Mars makes its closest approach since 2003 on Dec. 18, 2007 at 6:46 p.m. EST.
Credit: NASA, ESA, the Hubble Heritage Team (STScI/AURA), J. Bell (Cornell University), and M. Wolff (Space Science Institute, Boulder)

Mars is closer to Earth now than any time until the year 2016, offering skywatchers a great look.

The Hubble Space Telescope took advantage of the opportunity, too, photographing the red planet earlier this month. The images were pasted together into a video showing Mars' full rotation.

The red planet is now the brightest "star" in the evening sky, easily visible by mid-evening until dawn. It comes closest to the Earth today at 6:46 p.m. EST, when it will be 54,783,381 miles (88,165,305 kilometers) from us.
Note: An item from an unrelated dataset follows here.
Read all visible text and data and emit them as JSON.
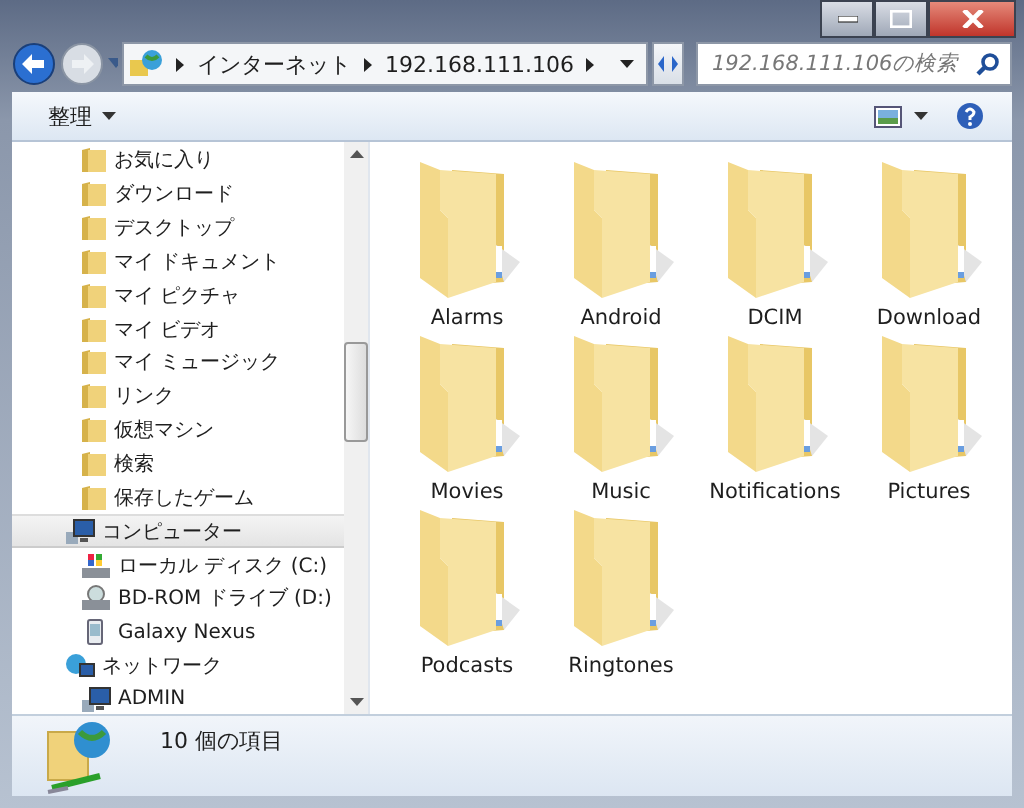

Mars looks like an orange star to the naked eye, but it's revealed as a disk with many features in modest telescopes. It will put on a good show all month.

Although 2003 offered astronomers a view of Mars 20 million miles (32 million kilometers) closer than this year's approach, Hubble's most recent detailed look at the red planet shows it's free of dust storms. However, ice crystal clouds in the northern and southern polar caps can be seen.

Two dark patches lie just south of the equator in Hubble's view: The large triangular shape to the right is Syrtis Major while the horizontal lane to the left is Sinus Meridiani. NASA's Mars Exploration Rover named Opportunity landed in the western part of this region in January 2004.

As the Martian winter closes in, Opportunity's dust-laden companion called Spirit is scouting out a place to survive the poorly lit winter for about six months.

  • Hubble Video: See Mars Rotate
  • Gallery: Visualizations of Mars
  • Mars Rovers Complete Coverage